One week I shall be writing here that things are looking better around the world and growth prospects are improving for our economy. But this is not that week and I don’t anticipate sounding overly optimistic for a number of months. This week we have seen a general movement in the world’s economic discussion toward gauging the extent of the negative impact which Europe’s worsening economic crisis is having on global growth. The news is bad. In India the economic growth rate has slipped to a far lower than expected 5.3%. In China the manufacturing index for May came in also much weaker than expected removing all hope that growth might slow only marginally this quarter. In Australia the Federal Treasury has admitted that it has been working on a contingency plan for handling a new crisis since before Christmas and the RBA has again had to cut interest rates. In the US jobs growth has all but stalled and the unemployment rate is rising again. (more…)
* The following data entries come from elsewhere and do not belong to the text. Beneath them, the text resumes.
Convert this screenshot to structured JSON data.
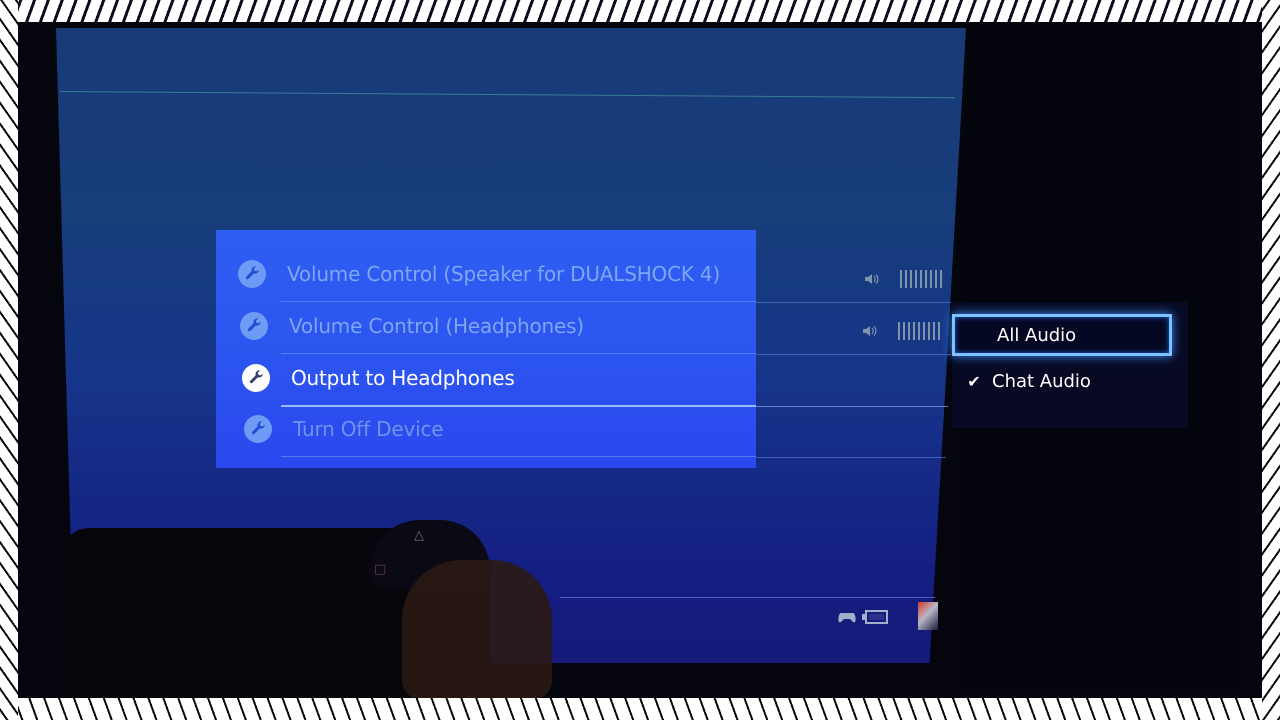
{
  "settings_menu": {
    "items": [
      {
        "label": "Volume Control (Speaker for DUALSHOCK 4)",
        "icon": "wrench-icon",
        "state": "inactive"
      },
      {
        "label": "Volume Control (Headphones)",
        "icon": "wrench-icon",
        "state": "inactive"
      },
      {
        "label": "Output to Headphones",
        "icon": "wrench-icon",
        "state": "focused"
      },
      {
        "label": "Turn Off Device",
        "icon": "wrench-icon",
        "state": "disabled"
      }
    ]
  },
  "volume_indicators": [
    {
      "for": "Volume Control (Speaker for DUALSHOCK 4)",
      "icon": "speaker-icon"
    },
    {
      "for": "Volume Control (Headphones)",
      "icon": "speaker-icon"
    }
  ],
  "output_popup": {
    "options": [
      {
        "label": "All Audio",
        "focused": true,
        "checked": false
      },
      {
        "label": "Chat Audio",
        "focused": false,
        "checked": true
      }
    ],
    "check_glyph": "✔"
  },
  "status_bar": {
    "icons": [
      "controller-icon",
      "battery-icon",
      "user-avatar"
    ]
  },
  "controller_buttons": {
    "triangle": "△",
    "square": "□"
  },
  "colors": {
    "overlay_blue": "#2f5ef2",
    "focus_glow": "#7fc0ff",
    "screen_blue": "#173d7a"
  }
}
Fresh data have been thin on the ground this week and the only really new developments are in Europe where the fresh news is still bad. Spain’s central bank Governor has thrown in the towel and confidence throughout Europe is falling. In the US housing data have been on the weak side as was Australia’s retail trade number for April.
This plus the Chinese stating reasonably clearly that they are not planning a big stimulus programme all adds up to a worsening global environment which will depress our commodity prices and the NZD – all at the same time as our housing market gathers more and more steam due to a shortage of stock meeting a catch-up period of buying and with interest rates at four decade lows. This does not sound like a sustainable mix. Watch for a blow-out in the current account deficit down the track.
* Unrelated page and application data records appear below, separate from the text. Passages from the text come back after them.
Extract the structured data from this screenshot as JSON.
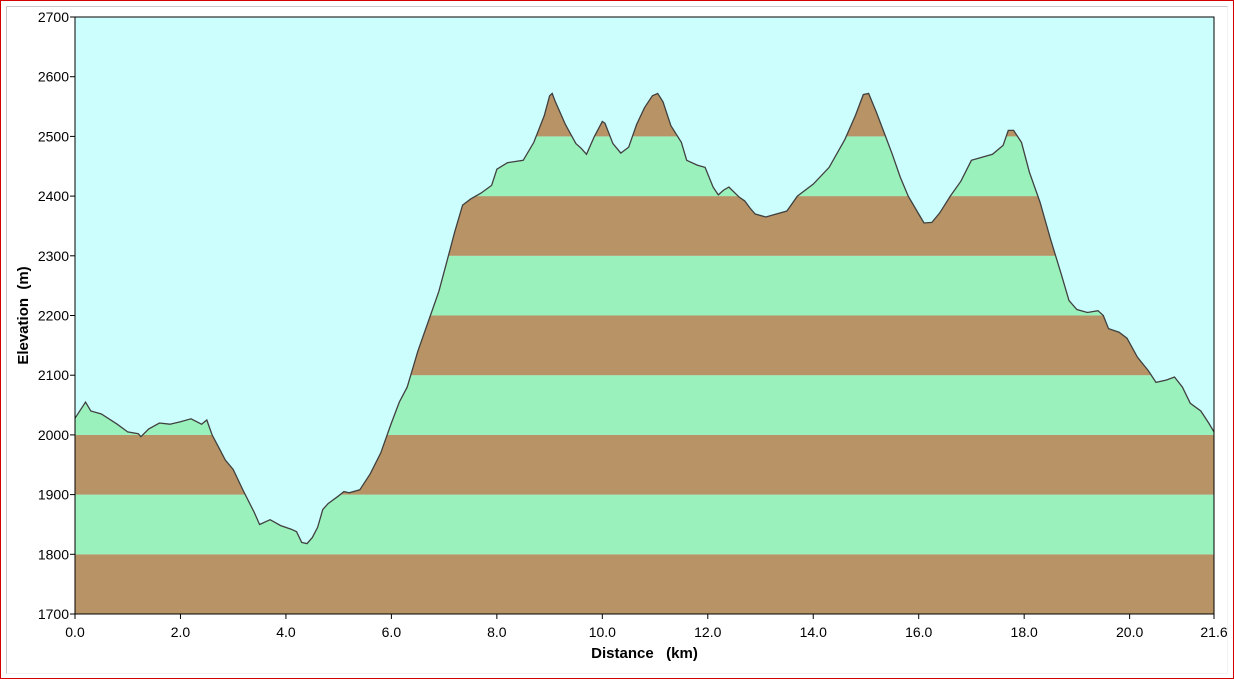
{
  "chart_data": {
    "type": "area",
    "xlabel": "Distance   (km)",
    "ylabel": "Elevation  (m)",
    "xlim": [
      0,
      21.6
    ],
    "ylim": [
      1700,
      2700
    ],
    "x_ticks": [
      "0.0",
      "2.0",
      "4.0",
      "6.0",
      "8.0",
      "10.0",
      "12.0",
      "14.0",
      "16.0",
      "18.0",
      "20.0",
      "21.6"
    ],
    "x_tick_values": [
      0,
      2,
      4,
      6,
      8,
      10,
      12,
      14,
      16,
      18,
      20,
      21.6
    ],
    "y_ticks": [
      "1700",
      "1800",
      "1900",
      "2000",
      "2100",
      "2200",
      "2300",
      "2400",
      "2500",
      "2600",
      "2700"
    ],
    "y_tick_values": [
      1700,
      1800,
      1900,
      2000,
      2100,
      2200,
      2300,
      2400,
      2500,
      2600,
      2700
    ],
    "band_interval": 100,
    "colors": {
      "sky": "#ccfefe",
      "band_dark": "#b79366",
      "band_light": "#9af1bc",
      "profile_line": "#404040"
    },
    "points": [
      [
        0.0,
        2028
      ],
      [
        0.15,
        2048
      ],
      [
        0.2,
        2055
      ],
      [
        0.3,
        2040
      ],
      [
        0.5,
        2035
      ],
      [
        0.8,
        2018
      ],
      [
        1.0,
        2005
      ],
      [
        1.2,
        2002
      ],
      [
        1.25,
        1997
      ],
      [
        1.4,
        2010
      ],
      [
        1.6,
        2020
      ],
      [
        1.8,
        2018
      ],
      [
        2.0,
        2022
      ],
      [
        2.2,
        2027
      ],
      [
        2.4,
        2018
      ],
      [
        2.5,
        2025
      ],
      [
        2.6,
        2000
      ],
      [
        2.75,
        1975
      ],
      [
        2.85,
        1958
      ],
      [
        3.0,
        1942
      ],
      [
        3.2,
        1905
      ],
      [
        3.4,
        1870
      ],
      [
        3.5,
        1850
      ],
      [
        3.7,
        1858
      ],
      [
        3.9,
        1848
      ],
      [
        4.1,
        1842
      ],
      [
        4.2,
        1838
      ],
      [
        4.3,
        1820
      ],
      [
        4.4,
        1818
      ],
      [
        4.5,
        1828
      ],
      [
        4.6,
        1845
      ],
      [
        4.7,
        1875
      ],
      [
        4.8,
        1885
      ],
      [
        5.0,
        1898
      ],
      [
        5.1,
        1905
      ],
      [
        5.2,
        1903
      ],
      [
        5.4,
        1908
      ],
      [
        5.6,
        1935
      ],
      [
        5.8,
        1970
      ],
      [
        6.0,
        2020
      ],
      [
        6.15,
        2055
      ],
      [
        6.3,
        2080
      ],
      [
        6.5,
        2140
      ],
      [
        6.7,
        2190
      ],
      [
        6.9,
        2240
      ],
      [
        7.05,
        2290
      ],
      [
        7.2,
        2340
      ],
      [
        7.35,
        2385
      ],
      [
        7.5,
        2395
      ],
      [
        7.7,
        2405
      ],
      [
        7.9,
        2418
      ],
      [
        8.0,
        2445
      ],
      [
        8.2,
        2456
      ],
      [
        8.5,
        2460
      ],
      [
        8.7,
        2490
      ],
      [
        8.9,
        2535
      ],
      [
        9.0,
        2568
      ],
      [
        9.05,
        2572
      ],
      [
        9.1,
        2560
      ],
      [
        9.3,
        2520
      ],
      [
        9.5,
        2488
      ],
      [
        9.6,
        2480
      ],
      [
        9.7,
        2470
      ],
      [
        9.85,
        2500
      ],
      [
        10.0,
        2525
      ],
      [
        10.05,
        2522
      ],
      [
        10.2,
        2488
      ],
      [
        10.35,
        2472
      ],
      [
        10.5,
        2482
      ],
      [
        10.65,
        2520
      ],
      [
        10.8,
        2548
      ],
      [
        10.95,
        2568
      ],
      [
        11.05,
        2572
      ],
      [
        11.15,
        2558
      ],
      [
        11.3,
        2518
      ],
      [
        11.5,
        2490
      ],
      [
        11.6,
        2460
      ],
      [
        11.8,
        2452
      ],
      [
        11.95,
        2448
      ],
      [
        12.1,
        2415
      ],
      [
        12.2,
        2402
      ],
      [
        12.3,
        2410
      ],
      [
        12.4,
        2415
      ],
      [
        12.6,
        2398
      ],
      [
        12.7,
        2392
      ],
      [
        12.8,
        2380
      ],
      [
        12.9,
        2370
      ],
      [
        13.1,
        2365
      ],
      [
        13.3,
        2370
      ],
      [
        13.5,
        2375
      ],
      [
        13.7,
        2400
      ],
      [
        14.0,
        2420
      ],
      [
        14.3,
        2448
      ],
      [
        14.6,
        2495
      ],
      [
        14.8,
        2535
      ],
      [
        14.95,
        2570
      ],
      [
        15.05,
        2572
      ],
      [
        15.2,
        2540
      ],
      [
        15.35,
        2505
      ],
      [
        15.5,
        2470
      ],
      [
        15.65,
        2432
      ],
      [
        15.8,
        2400
      ],
      [
        16.0,
        2370
      ],
      [
        16.1,
        2355
      ],
      [
        16.25,
        2356
      ],
      [
        16.4,
        2372
      ],
      [
        16.6,
        2400
      ],
      [
        16.8,
        2425
      ],
      [
        17.0,
        2460
      ],
      [
        17.2,
        2465
      ],
      [
        17.4,
        2470
      ],
      [
        17.6,
        2485
      ],
      [
        17.7,
        2510
      ],
      [
        17.8,
        2510
      ],
      [
        17.95,
        2490
      ],
      [
        18.1,
        2440
      ],
      [
        18.3,
        2390
      ],
      [
        18.5,
        2328
      ],
      [
        18.7,
        2270
      ],
      [
        18.85,
        2225
      ],
      [
        19.0,
        2210
      ],
      [
        19.2,
        2205
      ],
      [
        19.4,
        2208
      ],
      [
        19.5,
        2200
      ],
      [
        19.6,
        2178
      ],
      [
        19.8,
        2172
      ],
      [
        19.95,
        2162
      ],
      [
        20.15,
        2130
      ],
      [
        20.35,
        2108
      ],
      [
        20.5,
        2088
      ],
      [
        20.7,
        2092
      ],
      [
        20.85,
        2097
      ],
      [
        21.0,
        2080
      ],
      [
        21.15,
        2053
      ],
      [
        21.35,
        2040
      ],
      [
        21.5,
        2020
      ],
      [
        21.6,
        2005
      ]
    ]
  }
}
I bet you think this week’s Overview will be all about the Budget. It isn’t. The newspapers give great coverage so there is no point in merely repeating what you will have already read by the time you deign to open this publication. Instead, while noting that the Budget came out and its highlights, this week I reckon the most interesting thing in the WO is the article in the Housing Market section.
Data regarding the state of the NZ economy have been thin on the ground this week. No matter because the big events driving financial markets have been offshore. Weak US jobs data and the European election results and ensuing confusion have caused a wave of risk aversion to sweep across the markets. This has pushed the NZ dollar down along with wholesale interest rates.
The European uncertainty is going to be around for a long, long time. But at least in Australia recent data on retailing and employment growth have been better than expected and this will help support NZ growth at a time when falling commodity prices mean farmer willingness to spend will be possibly declining rather than rising.
Over the past week we have seen some decidedly mixed developments around the planet. On the positive side manufacturing numbers turned out reasonably strong in China and the US. But on the negative side the situation here in Europe continues to get worse, and across the ditch the RBA are so worried they have just cut interest rates 0.5%.
Locally NZ data releases have been decidedly mixed. Export receipts have fallen 6% seasonally adjusted recently, export prices fell 4.5% on average in April, but business sentiment is good with above average employment and investment intentions, credit growth is picking up, residential and non-residential construction consents are showing life (especially the former), but jobs growth is only mild as seen in this morning’s Household Labour Force Survey numbers.